This was the beginning of a great waterpower story that was responsible for immense growth of commerce and industry for Lockport and Niagara County. The story of the hydraulic power in Lockport was always filled with controversy. From the beginning to the end, over one hundred years apart, there were battles over who was the legal owner to the waterpower.

It should be noted that even though the hydraulic raceway ceased to be used for power in the 1900’s, the raceway is now being successfully re-used again, this time for tourism purposes, by the Lockport Caves and Underground Boat Ride. This story of re-birth is becoming common all along the Erie Canal today.

Living today as we do, secluded from the remembrances of the Great Industrial Age of Lockport during the 19th century, we cannot fathom the magnitude of commerce that was to take place around the locks and canal. First came the milling industries, with Lyman Spalding, the original landowner, building a seven-story mill. Other mills were built by Jabez Pomeroy, William Bass, Otis Hathaway, N.H. Wolf, Thornton & Chester, Mr. Thompson, Edward Bissell, C.G. Jones, WP. Daniels, Douglas & Jackson and the Franklin Mills. Actually, there were scores of milling businesses associated with early Lockport.

Heavier industry also followed: The Holly Company of Birdsall Holly (steam heat and fire equipment), International Pump, the Richmond Mfg. Co. (flour milling machinery), Lockport Pulp Co. (paper mill), Niagara Paper, Westerman & Co. (iron goods), United Indurated Fiber (containers), Cowles Aluminum & Electric Smelting, William Cocker Saw Co., Trevor & Penfield Tackle Blocks, Tarbox & Co., Boston & Lockport Block, Western Block (block and tackle), Neil Bros. & Brooks (straw wrapping paper), Lockport Paper Co., Traders Paper Co., United Box Board, American District Steam, Niagara Preserving Co. (cannery), Erie Preserving Co., Niagara Stave Co., Lockport Glass Works, A.J. Mansfield Glass, Oliver Bed Factory, Lockport Cotton Batting, Niagara Cotton Batting, New York Cotton Batting, Gardner Foundry, Hall Iron Works, Drew Foundry, Bramley Bros. Foundry, McKim Furniture, Dumville Shirt Co, Sillesky Shirt Co., Tothill Shirt Co., Field Force Pump Co. (fruit tree sprayers), Empire Mfg.(cotton hose and surgical supplies), Merritt Mfg. (wood working equipment), E.H. Feree (aluminum goods), Niagara Textile (cloth goods), Evans & Liddle Brooms, Bronson Carriages, Lockport Basket Works, Norman & Evans (derricks, dredges and merry-go-rounds), Turner & Graham Wooden Boxes, Morgan Bros. Boats, A.S. Finn Boats, H.F. Cady Boats, and Merchants Gargling Oil.

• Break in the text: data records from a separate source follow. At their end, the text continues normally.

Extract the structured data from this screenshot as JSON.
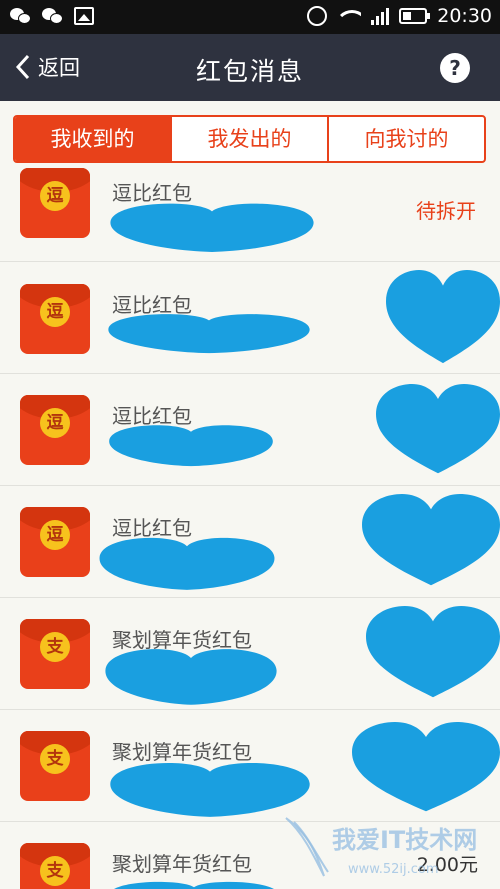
{
  "status_bar": {
    "time": "20:30"
  },
  "nav": {
    "back_label": "返回",
    "title": "红包消息",
    "help_label": "?"
  },
  "tabs": [
    {
      "label": "我收到的",
      "active": true
    },
    {
      "label": "我发出的",
      "active": false
    },
    {
      "label": "向我讨的",
      "active": false
    }
  ],
  "items": [
    {
      "icon_char": "逗",
      "title": "逗比红包",
      "status": "待拆开"
    },
    {
      "icon_char": "逗",
      "title": "逗比红包"
    },
    {
      "icon_char": "逗",
      "title": "逗比红包"
    },
    {
      "icon_char": "逗",
      "title": "逗比红包"
    },
    {
      "icon_char": "支",
      "title": "聚划算年货红包"
    },
    {
      "icon_char": "支",
      "title": "聚划算年货红包"
    },
    {
      "icon_char": "支",
      "title": "聚划算年货红包",
      "amount": "2.00元"
    }
  ],
  "watermark": {
    "text": "我爱IT技术网",
    "url": "www.52ij.com"
  },
  "colors": {
    "accent": "#e8411a",
    "nav_bg": "#2e323f",
    "redaction": "#1a9fe0"
  }
}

This list just presents the tip of the iceberg for manufacturing and industry around the canal at Lockport. These industries all owed their existence to the Erie Canal. The list of merchants that sold retail products, such as grocers and dry goods, etc., would far surpass this list, several times over. Also not included in this list are services and professionals, doctors, lawyers, and countless others. Not only here in Lockport; this same scenario played out in every new city and town springing up along the entire length of the Erie Canal.

 

 

 

Doug Farley is the director of the Erie Canal Discovery Center. His column appears every Saturday. The Erie Canal Discovery Center is a great place to start your Erie Canal adventure and is open daily from 9 am to 5 pm. Join us today for a free, public event at 11 a.m. for the Key to the Lock Awards and Erie Canal Song Contest winner's performance.